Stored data
---------------

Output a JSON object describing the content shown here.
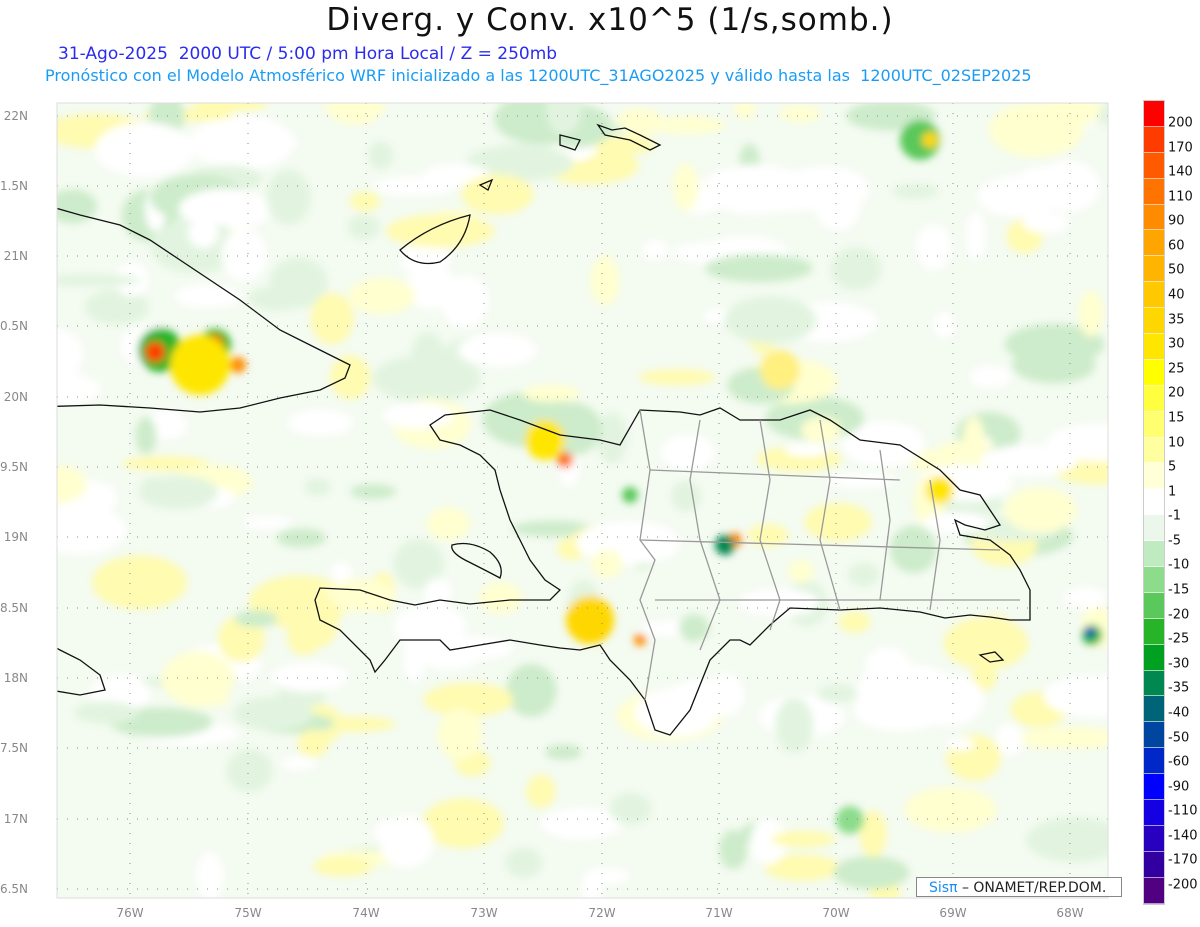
{
  "title": "Diverg. y Conv. x10^5 (1/s,somb.)",
  "subtitle": "31-Ago-2025  2000 UTC / 5:00 pm Hora Local / Z = 250mb",
  "forecast_note": "Pronóstico con el Modelo Atmosférico WRF inicializado a las 1200UTC_31AGO2025 y válido hasta las  1200UTC_02SEP2025",
  "lon_labels": [
    "76W",
    "75W",
    "74W",
    "73W",
    "72W",
    "71W",
    "70W",
    "69W",
    "68W"
  ],
  "lat_labels": [
    "22N",
    "1.5N",
    "21N",
    "0.5N",
    "20N",
    "9.5N",
    "19N",
    "8.5N",
    "18N",
    "7.5N",
    "17N",
    "6.5N"
  ],
  "colorbar": {
    "labels": [
      "200",
      "170",
      "140",
      "110",
      "90",
      "60",
      "50",
      "40",
      "35",
      "30",
      "25",
      "20",
      "15",
      "10",
      "5",
      "1",
      "-1",
      "-5",
      "-10",
      "-15",
      "-20",
      "-25",
      "-30",
      "-35",
      "-40",
      "-50",
      "-60",
      "-90",
      "-110",
      "-140",
      "-170",
      "-200"
    ],
    "colors": [
      "#ff0000",
      "#ff1e00",
      "#ff3c00",
      "#ff5a00",
      "#ff7300",
      "#ff8c00",
      "#ffa500",
      "#ffb400",
      "#ffc800",
      "#ffd700",
      "#ffe600",
      "#ffff00",
      "#ffff40",
      "#ffff70",
      "#ffffa0",
      "#ffffd8",
      "#ffffff",
      "#eaf7ea",
      "#c0ebc0",
      "#8cdc8c",
      "#5ac85a",
      "#28b428",
      "#00a020",
      "#008850",
      "#006478",
      "#0046a0",
      "#0028c8",
      "#0000ff",
      "#1400e0",
      "#2800c0",
      "#3200a0",
      "#500080"
    ]
  },
  "logo": {
    "brand": "Sisπ",
    "text": "– ONAMET/REP.DOM."
  }
}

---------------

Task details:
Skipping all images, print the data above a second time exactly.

Response for this exercise:
Output a JSON object describing the content shown here.
{
  "title": "Diverg. y Conv. x10^5 (1/s,somb.)",
  "subtitle": "31-Ago-2025  2000 UTC / 5:00 pm Hora Local / Z = 250mb",
  "forecast_note": "Pronóstico con el Modelo Atmosférico WRF inicializado a las 1200UTC_31AGO2025 y válido hasta las  1200UTC_02SEP2025",
  "lon_labels": [
    "76W",
    "75W",
    "74W",
    "73W",
    "72W",
    "71W",
    "70W",
    "69W",
    "68W"
  ],
  "lat_labels": [
    "22N",
    "1.5N",
    "21N",
    "0.5N",
    "20N",
    "9.5N",
    "19N",
    "8.5N",
    "18N",
    "7.5N",
    "17N",
    "6.5N"
  ],
  "colorbar": {
    "labels": [
      "200",
      "170",
      "140",
      "110",
      "90",
      "60",
      "50",
      "40",
      "35",
      "30",
      "25",
      "20",
      "15",
      "10",
      "5",
      "1",
      "-1",
      "-5",
      "-10",
      "-15",
      "-20",
      "-25",
      "-30",
      "-35",
      "-40",
      "-50",
      "-60",
      "-90",
      "-110",
      "-140",
      "-170",
      "-200"
    ],
    "colors": [
      "#ff0000",
      "#ff1e00",
      "#ff3c00",
      "#ff5a00",
      "#ff7300",
      "#ff8c00",
      "#ffa500",
      "#ffb400",
      "#ffc800",
      "#ffd700",
      "#ffe600",
      "#ffff00",
      "#ffff40",
      "#ffff70",
      "#ffffa0",
      "#ffffd8",
      "#ffffff",
      "#eaf7ea",
      "#c0ebc0",
      "#8cdc8c",
      "#5ac85a",
      "#28b428",
      "#00a020",
      "#008850",
      "#006478",
      "#0046a0",
      "#0028c8",
      "#0000ff",
      "#1400e0",
      "#2800c0",
      "#3200a0",
      "#500080"
    ]
  },
  "logo": {
    "brand": "Sisπ",
    "text": "– ONAMET/REP.DOM."
  }
}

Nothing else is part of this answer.